_Exercise instructions_.
Would you repeat the entries below exactly and omit the pictures?

_Data in this exercise_.

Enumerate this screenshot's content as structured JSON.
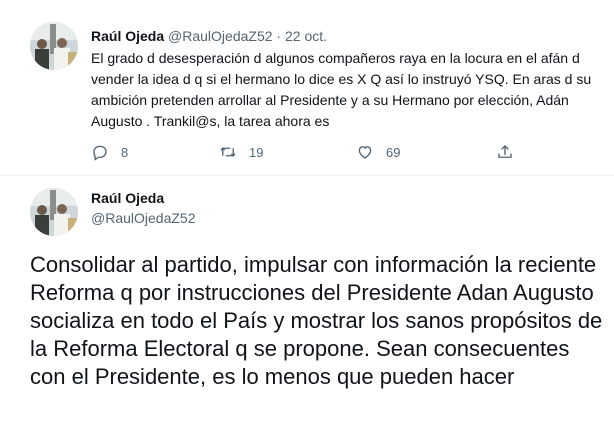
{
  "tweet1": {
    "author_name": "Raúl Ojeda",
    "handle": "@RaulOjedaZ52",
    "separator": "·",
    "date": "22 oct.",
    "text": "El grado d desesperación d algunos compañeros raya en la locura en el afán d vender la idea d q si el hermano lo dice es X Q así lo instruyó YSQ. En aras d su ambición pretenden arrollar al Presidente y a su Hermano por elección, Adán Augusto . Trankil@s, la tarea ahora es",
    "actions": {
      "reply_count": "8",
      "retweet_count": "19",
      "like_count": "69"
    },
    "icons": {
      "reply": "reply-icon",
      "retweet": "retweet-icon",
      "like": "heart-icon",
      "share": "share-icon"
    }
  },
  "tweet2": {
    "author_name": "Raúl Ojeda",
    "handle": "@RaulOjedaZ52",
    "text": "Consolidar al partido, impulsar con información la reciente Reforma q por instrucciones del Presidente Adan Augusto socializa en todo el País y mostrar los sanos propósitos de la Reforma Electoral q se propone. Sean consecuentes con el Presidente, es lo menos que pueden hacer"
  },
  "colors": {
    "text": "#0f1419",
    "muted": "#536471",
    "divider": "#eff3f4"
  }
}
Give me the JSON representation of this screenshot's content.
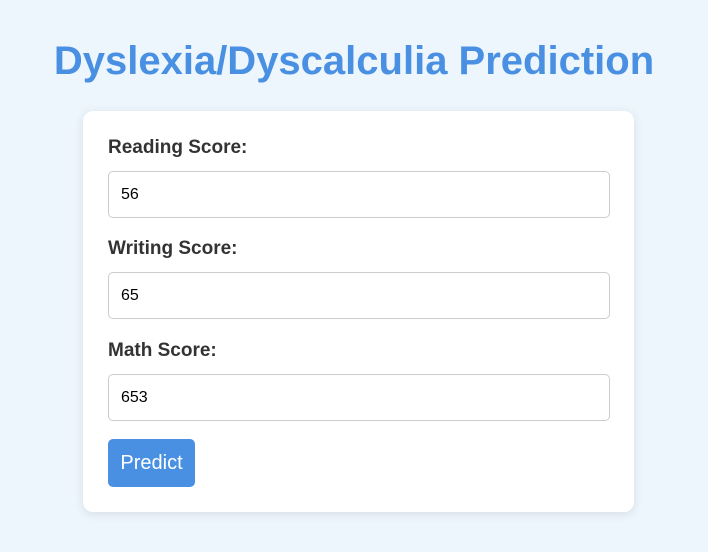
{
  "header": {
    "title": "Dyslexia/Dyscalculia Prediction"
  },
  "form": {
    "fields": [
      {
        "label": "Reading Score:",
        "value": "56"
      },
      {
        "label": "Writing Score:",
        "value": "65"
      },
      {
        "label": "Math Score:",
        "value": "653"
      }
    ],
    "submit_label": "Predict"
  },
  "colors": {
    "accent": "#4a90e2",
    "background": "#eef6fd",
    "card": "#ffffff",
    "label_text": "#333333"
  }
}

_Response to this task_.
Enumerate this screenshot's content as structured JSON.
{
  "tweet1": {
    "author_name": "Raúl Ojeda",
    "handle": "@RaulOjedaZ52",
    "separator": "·",
    "date": "22 oct.",
    "text": "El grado d desesperación d algunos compañeros raya en la locura en el afán d vender la idea d q si el hermano lo dice es X Q así lo instruyó YSQ. En aras d su ambición pretenden arrollar al Presidente y a su Hermano por elección, Adán Augusto . Trankil@s, la tarea ahora es",
    "actions": {
      "reply_count": "8",
      "retweet_count": "19",
      "like_count": "69"
    },
    "icons": {
      "reply": "reply-icon",
      "retweet": "retweet-icon",
      "like": "heart-icon",
      "share": "share-icon"
    }
  },
  "tweet2": {
    "author_name": "Raúl Ojeda",
    "handle": "@RaulOjedaZ52",
    "text": "Consolidar al partido, impulsar con información la reciente Reforma q por instrucciones del Presidente Adan Augusto socializa en todo el País y mostrar los sanos propósitos de la Reforma Electoral q se propone. Sean consecuentes con el Presidente, es lo menos que pueden hacer"
  },
  "colors": {
    "text": "#0f1419",
    "muted": "#536471",
    "divider": "#eff3f4"
  }
}
Give me the JSON representation of this screenshot's content.
{
  "header": {
    "title": "Dyslexia/Dyscalculia Prediction"
  },
  "form": {
    "fields": [
      {
        "label": "Reading Score:",
        "value": "56"
      },
      {
        "label": "Writing Score:",
        "value": "65"
      },
      {
        "label": "Math Score:",
        "value": "653"
      }
    ],
    "submit_label": "Predict"
  },
  "colors": {
    "accent": "#4a90e2",
    "background": "#eef6fd",
    "card": "#ffffff",
    "label_text": "#333333"
  }
}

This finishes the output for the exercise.